Lady Gaga and Bradley Cooper walk the red carpet ahead of the ‘A Star Is Born’ screening during the 75th Venice Film Festival (Photo by Matteo Chinellato/NurPhoto via Getty Images)

There’s a particularly viscerally moving scene in A Star Is Born between Jackon Maine’s surrogate father figure Bobby (Sam Elliott) and the love of the rockstar’s life Ally (Lady Gaga). “Music is essentially twelve notes between any octave,” says Bobby. “Twelve notes and the octave repeats. It’s the same story told over and over. All the artist can offer the world is how they see those twelve notes.”

Similarly, the way Bradley Cooper sees the world and his place in it has significantly changed since the passing of his late father. Like a lot of people who have lost a loved one, they are caused to think about the fragility of life, the scarcity of time and the way they lead their lives as humans. In a recent interview with Oprah, the A Star Is Born actor and director says watching his dad pass in his arms has significantly altered his artistry.
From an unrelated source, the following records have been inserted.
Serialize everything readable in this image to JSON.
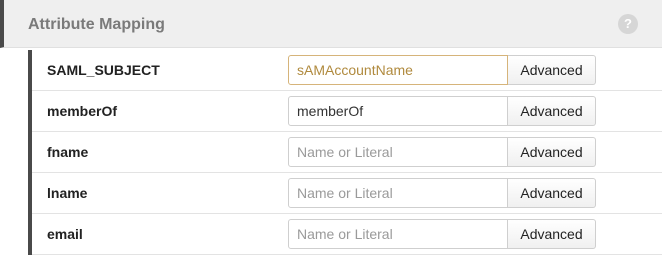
{
  "header": {
    "title": "Attribute Mapping",
    "help_icon": "?"
  },
  "rows": [
    {
      "label": "SAML_SUBJECT",
      "value": "sAMAccountName",
      "placeholder": "",
      "button": "Advanced"
    },
    {
      "label": "memberOf",
      "value": "memberOf",
      "placeholder": "",
      "button": "Advanced"
    },
    {
      "label": "fname",
      "value": "",
      "placeholder": "Name or Literal",
      "button": "Advanced"
    },
    {
      "label": "lname",
      "value": "",
      "placeholder": "Name or Literal",
      "button": "Advanced"
    },
    {
      "label": "email",
      "value": "",
      "placeholder": "Name or Literal",
      "button": "Advanced"
    }
  ],
  "colors": {
    "focused_border": "#d6b47a",
    "focused_text": "#b08a3e",
    "accent_bar": "#4a4a4a"
  }
}
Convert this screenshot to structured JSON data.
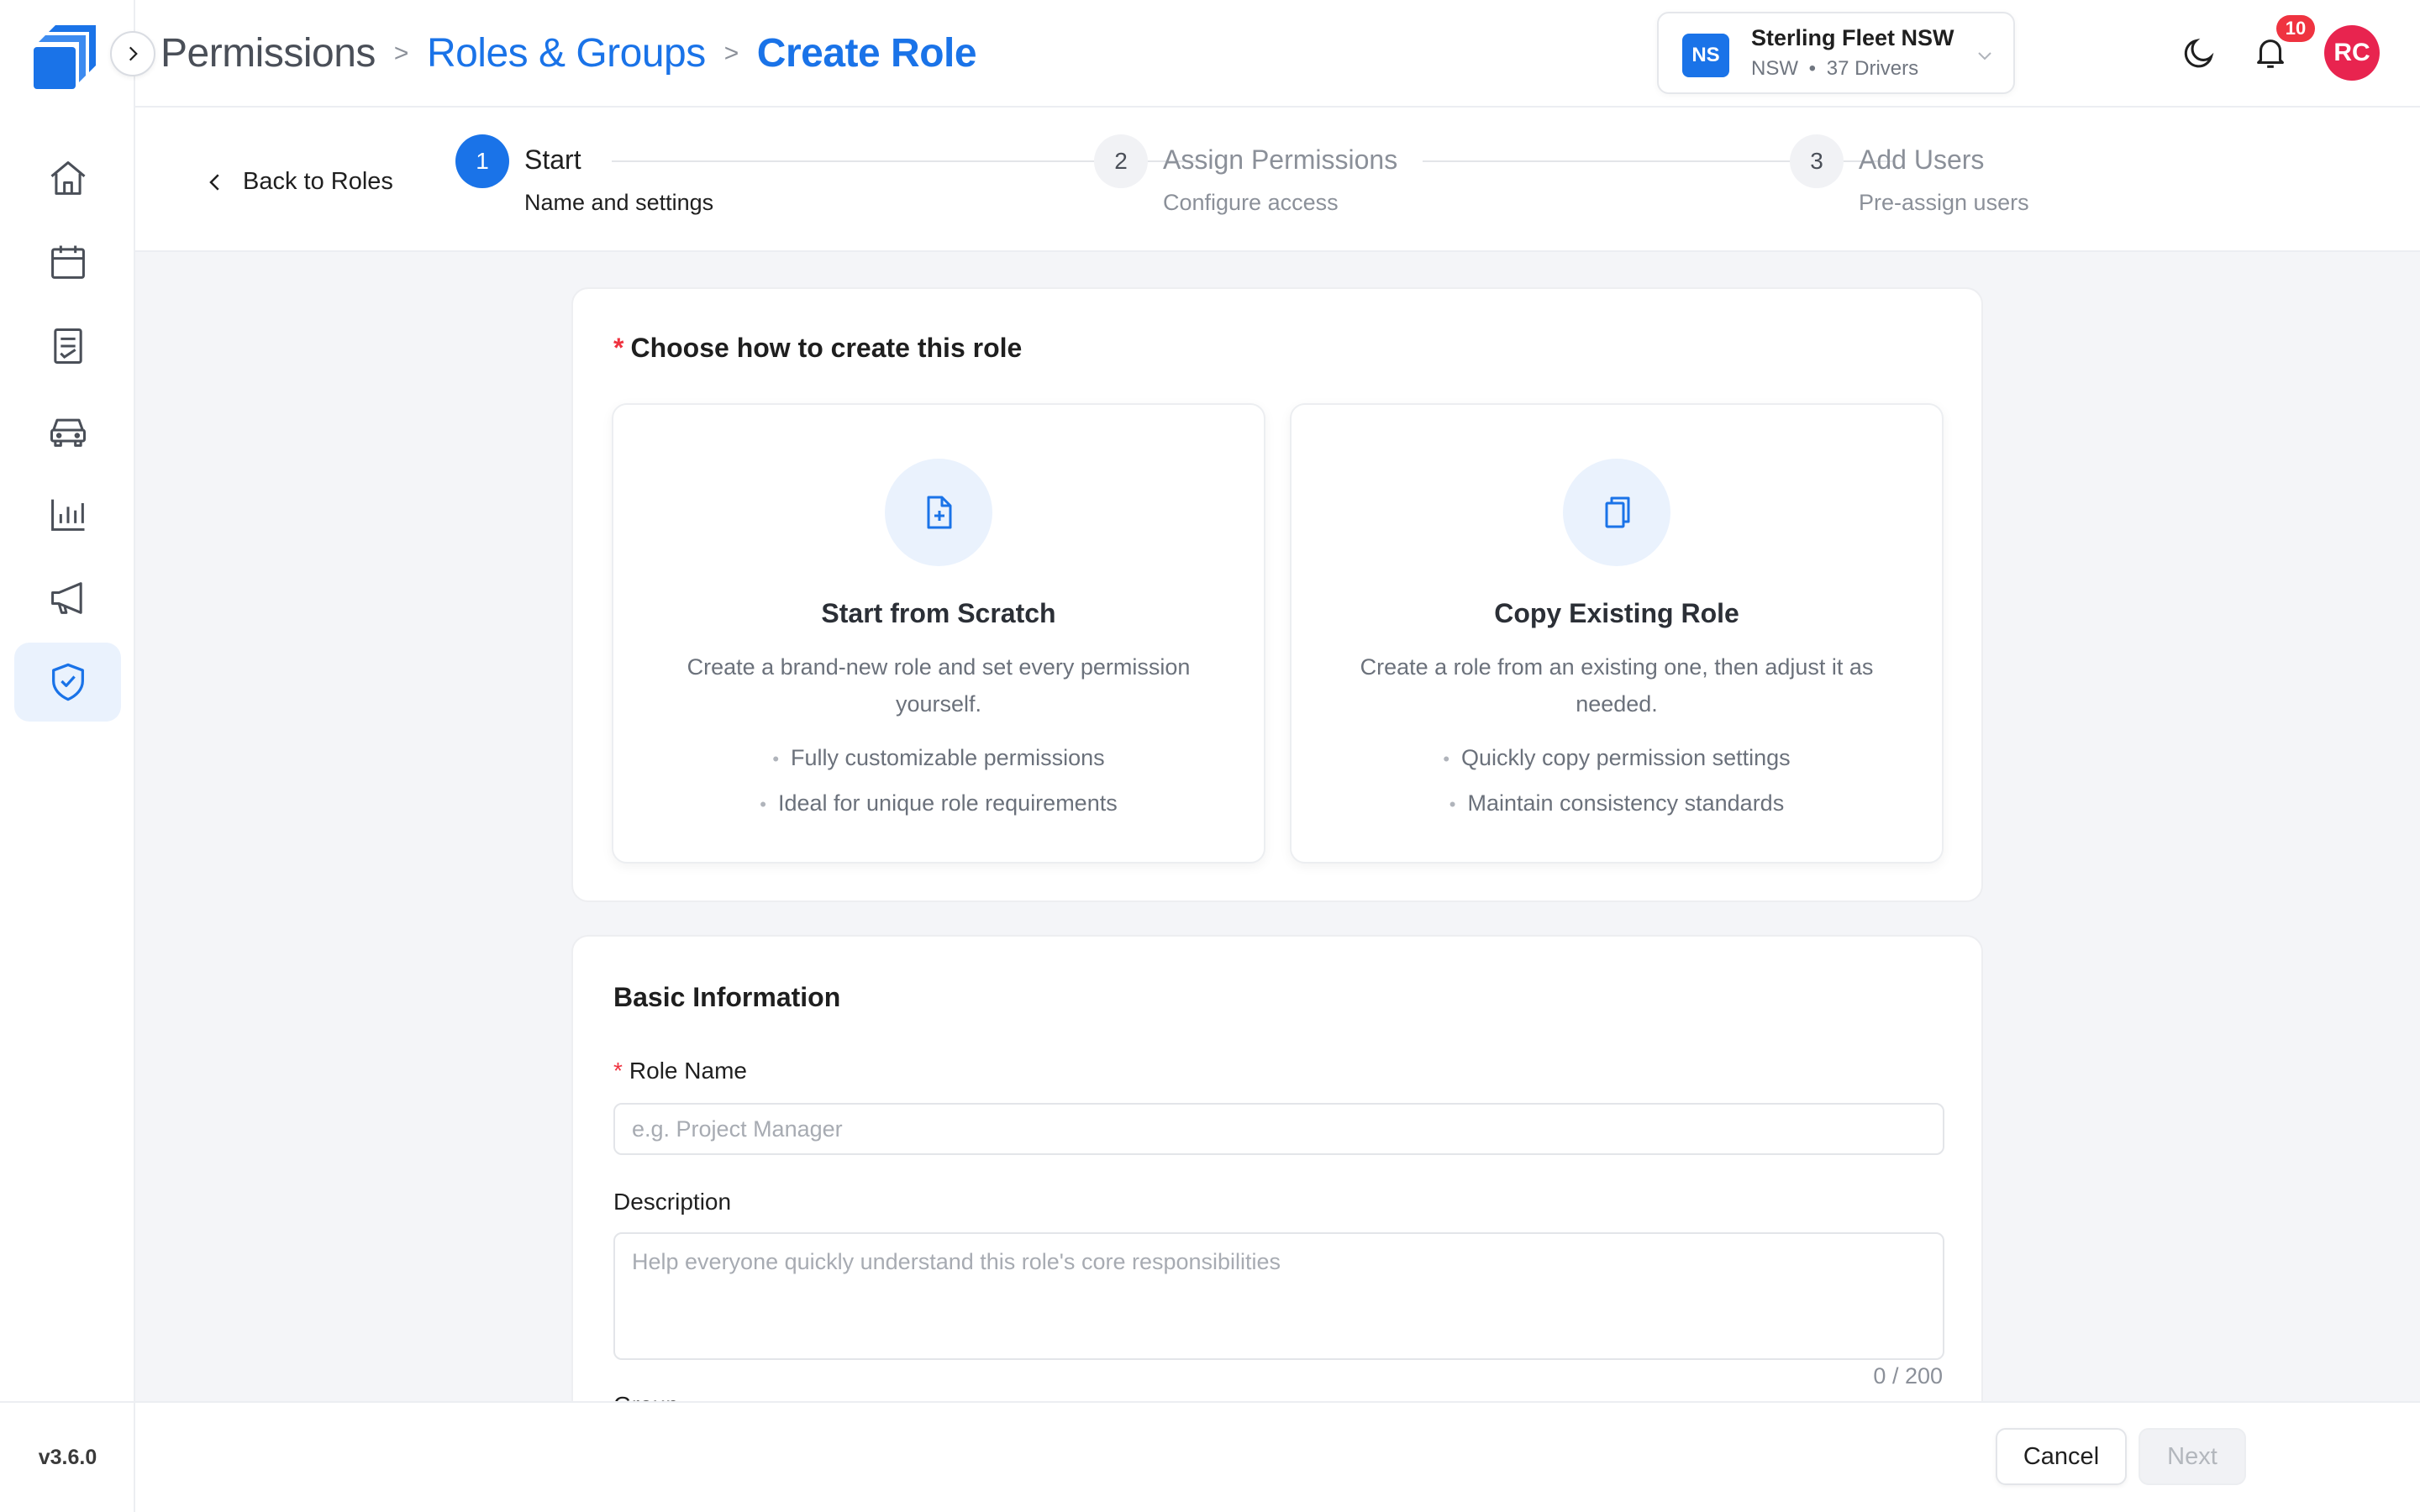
{
  "app": {
    "version": "v3.6.0"
  },
  "breadcrumb": {
    "items": [
      "Permissions",
      "Roles & Groups",
      "Create Role"
    ],
    "separator": ">"
  },
  "org": {
    "initials": "NS",
    "name": "Sterling Fleet NSW",
    "region": "NSW",
    "meta_sep": "•",
    "drivers": "37 Drivers"
  },
  "notifications": {
    "count": "10"
  },
  "user": {
    "initials": "RC"
  },
  "sidebar": {
    "items": [
      {
        "name": "home",
        "icon": "home-icon",
        "active": false
      },
      {
        "name": "calendar",
        "icon": "calendar-icon",
        "active": false
      },
      {
        "name": "documents",
        "icon": "document-list-icon",
        "active": false
      },
      {
        "name": "vehicles",
        "icon": "car-icon",
        "active": false
      },
      {
        "name": "reports",
        "icon": "bar-chart-icon",
        "active": false
      },
      {
        "name": "announcements",
        "icon": "megaphone-icon",
        "active": false
      },
      {
        "name": "permissions",
        "icon": "shield-check-icon",
        "active": true
      }
    ]
  },
  "stepper": {
    "back_label": "Back to Roles",
    "steps": [
      {
        "num": "1",
        "title": "Start",
        "subtitle": "Name and settings",
        "active": true
      },
      {
        "num": "2",
        "title": "Assign Permissions",
        "subtitle": "Configure access",
        "active": false
      },
      {
        "num": "3",
        "title": "Add Users",
        "subtitle": "Pre-assign users",
        "active": false
      }
    ]
  },
  "creation": {
    "required_mark": "*",
    "title": "Choose how to create this role",
    "options": [
      {
        "icon": "file-plus-icon",
        "title": "Start from Scratch",
        "description": "Create a brand-new role and set every permission yourself.",
        "bullets": [
          "Fully customizable permissions",
          "Ideal for unique role requirements"
        ]
      },
      {
        "icon": "copy-icon",
        "title": "Copy Existing Role",
        "description": "Create a role from an existing one, then adjust it as needed.",
        "bullets": [
          "Quickly copy permission settings",
          "Maintain consistency standards"
        ]
      }
    ]
  },
  "basic_info": {
    "title": "Basic Information",
    "role_name": {
      "required_mark": "*",
      "label": "Role Name",
      "value": "",
      "placeholder": "e.g. Project Manager"
    },
    "description": {
      "label": "Description",
      "value": "",
      "placeholder": "Help everyone quickly understand this role's core responsibilities",
      "char_count": "0 / 200"
    },
    "group_label": "Group"
  },
  "footer": {
    "cancel_label": "Cancel",
    "next_label": "Next"
  },
  "colors": {
    "accent": "#1a73e8",
    "danger": "#ef3340",
    "avatar": "#e8244f"
  }
}
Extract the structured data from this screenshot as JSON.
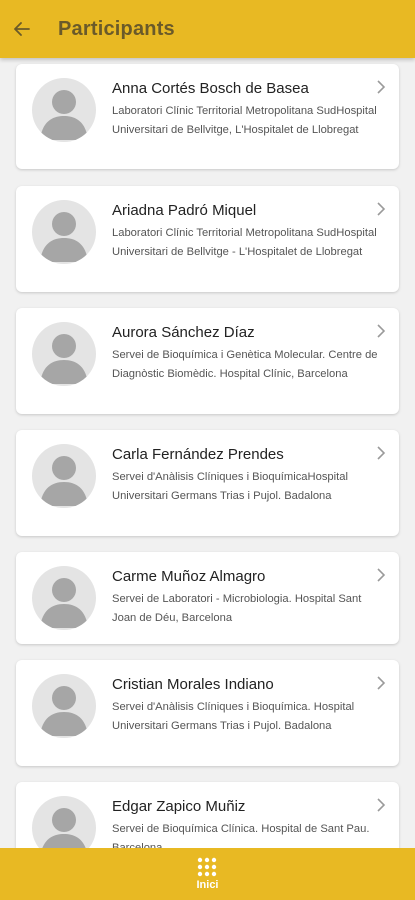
{
  "header": {
    "title": "Participants"
  },
  "participants": [
    {
      "name": "Anna Cortés Bosch de Basea",
      "affiliation": " Laboratori Clínic Territorial Metropolitana SudHospital Universitari de Bellvitge, L'Hospitalet de Llobregat"
    },
    {
      "name": "Ariadna Padró Miquel",
      "affiliation": " Laboratori Clínic Territorial Metropolitana SudHospital Universitari de Bellvitge - L'Hospitalet de Llobregat"
    },
    {
      "name": "Aurora Sánchez Díaz",
      "affiliation": " Servei de Bioquímica i Genètica Molecular. Centre de Diagnòstic Biomèdic. Hospital Clínic, Barcelona"
    },
    {
      "name": "Carla Fernández Prendes",
      "affiliation": " Servei d'Anàlisis Clíniques i BioquímicaHospital Universitari Germans Trias i Pujol. Badalona"
    },
    {
      "name": "Carme Muñoz Almagro",
      "affiliation": " Servei de Laboratori - Microbiologia. Hospital Sant Joan de Déu, Barcelona"
    },
    {
      "name": "Cristian Morales Indiano",
      "affiliation": " Servei d'Anàlisis Clíniques i Bioquímica. Hospital Universitari Germans Trias i Pujol. Badalona"
    },
    {
      "name": "Edgar Zapico Muñiz",
      "affiliation": " Servei de Bioquímica Clínica. Hospital de Sant Pau. Barcelona"
    }
  ],
  "footer": {
    "tab_label": "Inici"
  },
  "icons": {
    "back": "arrow-left-icon",
    "chevron": "chevron-right-icon",
    "avatar": "user-placeholder-icon",
    "home": "grid-icon"
  },
  "colors": {
    "accent": "#e8b923",
    "title_text": "#6a5a2a",
    "background": "#f1f1f1"
  }
}
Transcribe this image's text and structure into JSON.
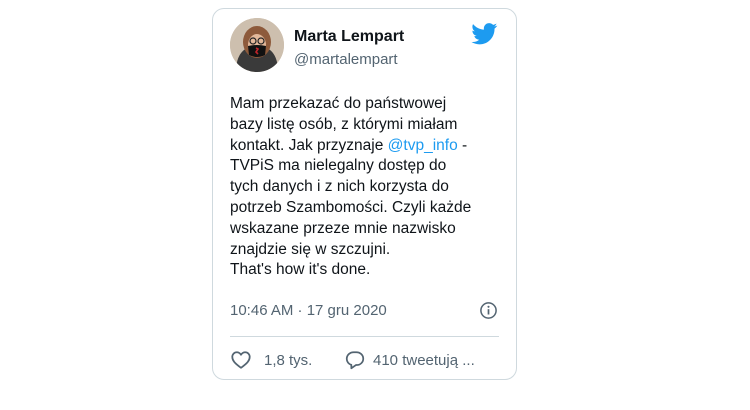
{
  "tweet": {
    "author_name": "Marta Lempart",
    "author_handle": "@martalempart",
    "text_lines": [
      "Mam przekazać do państwowej",
      "bazy listę osób, z którymi miałam",
      "kontakt. Jak przyznaje ",
      "TVPiS ma nielegalny dostęp do",
      "tych danych i z nich korzysta do",
      "potrzeb  Szambomości. Czyli każde",
      "wskazane przeze mnie nazwisko",
      "znajdzie się w szczujni.",
      "That's how it's done."
    ],
    "mention": "@tvp_info",
    "mention_suffix": " -",
    "timestamp": "10:46 AM · 17 gru 2020",
    "likes": "1,8 tys.",
    "replies": "410 tweetują ..."
  },
  "colors": {
    "link": "#1d9bf0",
    "secondary_text": "#536471",
    "border": "#cfd9de",
    "twitter_blue": "#1d9bf0"
  },
  "icons": {
    "brand": "twitter-bird-icon",
    "info": "info-icon",
    "like": "heart-icon",
    "reply": "speech-bubble-icon"
  }
}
“[My father’s death] was the biggest gift he gave me – well, the second biggest gift; having me and brining me into this life and [then] being a witness to his passing was equally as huge,” Cooper said. “When he took his last breath, I honestly felt like it went into me and I’ve never seen anything the same since. I stopped sweating stuff that I was sweating before that. It changed the way I was as an actor by the next day and I just started to live my life in a different way.”

Cooper father Charles died in 2011 after a long battle with lung cancer. It’s not the first time he has referenced his dad’s death. “It’s a new reality,” Cooper told the New York Times in an interview late last year. “Everything, everything. It’s not even one thing, it’s a whole new world. And it was instantaneous. It wasn’t like, months later. It was like, his last exhale, and I was holding him, and it was like, everything changed.”

In April 2016, Cooper gave an emotional speech at charity event. “I just want to tell you about my father Charles J. Cooper, he passed away from lung cancer in 2011,” Cooper began. “I was in a very lucky position because I was able to put everything on hold in all aspects of my life and completely focus on taking care of him.”

Even with all the help around him and the many millions behind him to pay the medical bills, Cooper says he still found the experience “just simply overwhelming, incredibly stressful, complex and all consuming.” “I can’t even imagine how much more difficult it is for those patients and the families that are less fortunate than I was that simply can’t afford to pay for both treatment and rent,” he said.